The new SuperVan is a collaboration between Ford Performance and Austrian race car builder STARD, who started with the chassis of an E-Transit Custom electric van, but replaced pretty much everything else.
The SuperVan features a composite body with some styling elements that echo the Ford GT race car, including its tapered greenhouse with flow-through bodywork and large rear diffuser.
It’s all supported by a steel spaceframe and the interior is stripped out save for the driver’s controls and a large touchscreen display like the ones in the Ford Mustang Mach-E and F-150 Lightning.
The powertrain consists of four electric motors with a combined output of 1,973 hp (2,000 PS or metric horsepower), a 50 kWh battery pack and power controls that can handle high output scenarios, like accelerating to 60 mph in less than two seconds.
“We’re bringing SuperVan into the 21st century with 2,000 PS of all-electric power for unmatched excitement and unmistakable styling inspired by the new E-Transit Custom. But performance isn’t all about horsepower – the Electric SuperVan’s processing power means engineers can use real-time vehicle data to optimize its performance, just like on a top-level racing car,” Mark Rushbrook, global director, Ford Performance Motorsports, said.
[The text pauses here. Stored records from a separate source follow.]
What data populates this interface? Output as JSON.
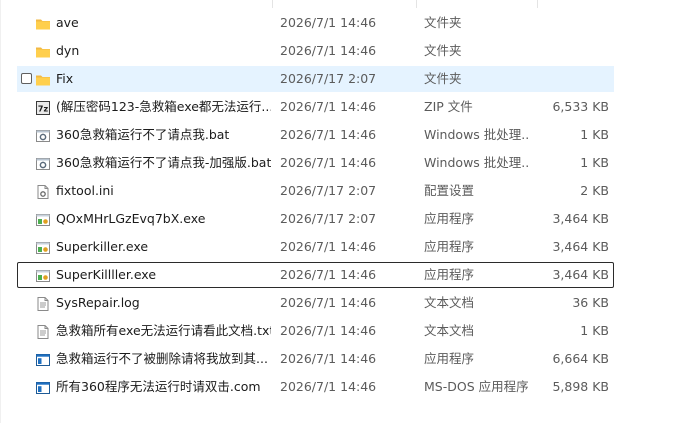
{
  "files": [
    {
      "name": "ave",
      "date": "2026/7/1 14:46",
      "type": "文件夹",
      "size": "",
      "icon": "folder-icon"
    },
    {
      "name": "dyn",
      "date": "2026/7/1 14:46",
      "type": "文件夹",
      "size": "",
      "icon": "folder-icon"
    },
    {
      "name": "Fix",
      "date": "2026/7/17 2:07",
      "type": "文件夹",
      "size": "",
      "icon": "folder-icon"
    },
    {
      "name": "(解压密码123-急救箱exe都无法运行...",
      "date": "2026/7/1 14:46",
      "type": "ZIP 文件",
      "size": "6,533 KB",
      "icon": "zip-archive-icon"
    },
    {
      "name": "360急救箱运行不了请点我.bat",
      "date": "2026/7/1 14:46",
      "type": "Windows 批处理...",
      "size": "1 KB",
      "icon": "batch-file-icon"
    },
    {
      "name": "360急救箱运行不了请点我-加强版.bat",
      "date": "2026/7/1 14:46",
      "type": "Windows 批处理...",
      "size": "1 KB",
      "icon": "batch-file-icon"
    },
    {
      "name": "fixtool.ini",
      "date": "2026/7/17 2:07",
      "type": "配置设置",
      "size": "2 KB",
      "icon": "settings-file-icon"
    },
    {
      "name": "QOxMHrLGzEvq7bX.exe",
      "date": "2026/7/17 2:07",
      "type": "应用程序",
      "size": "3,464 KB",
      "icon": "executable-icon"
    },
    {
      "name": "Superkiller.exe",
      "date": "2026/7/1 14:46",
      "type": "应用程序",
      "size": "3,464 KB",
      "icon": "executable-icon"
    },
    {
      "name": "SuperKillller.exe",
      "date": "2026/7/1 14:46",
      "type": "应用程序",
      "size": "3,464 KB",
      "icon": "executable-icon"
    },
    {
      "name": "SysRepair.log",
      "date": "2026/7/1 14:46",
      "type": "文本文档",
      "size": "36 KB",
      "icon": "text-file-icon"
    },
    {
      "name": "急救箱所有exe无法运行请看此文档.txt",
      "date": "2026/7/1 14:46",
      "type": "文本文档",
      "size": "1 KB",
      "icon": "text-file-icon"
    },
    {
      "name": "急救箱运行不了被删除请将我放到其...",
      "date": "2026/7/1 14:46",
      "type": "应用程序",
      "size": "6,664 KB",
      "icon": "app-window-icon"
    },
    {
      "name": "所有360程序无法运行时请双击.com",
      "date": "2026/7/1 14:46",
      "type": "MS-DOS 应用程序",
      "size": "5,898 KB",
      "icon": "app-window-icon"
    }
  ],
  "hover_index": 2,
  "focused_index": 9
}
The SuperVan’s programming includes a variety of drive modes that modify its characteristics for track driving, drag racing, drifting, etc., and even includes a “tire cleaning” setting that locks the brakes at one end while the other does a burnout.
The production version of the E-Transit can’t do that. It is a rear-wheel-drive van with 266 hp and a driving range of up to 126 miles per charge that starts at $51,880 in the U.S.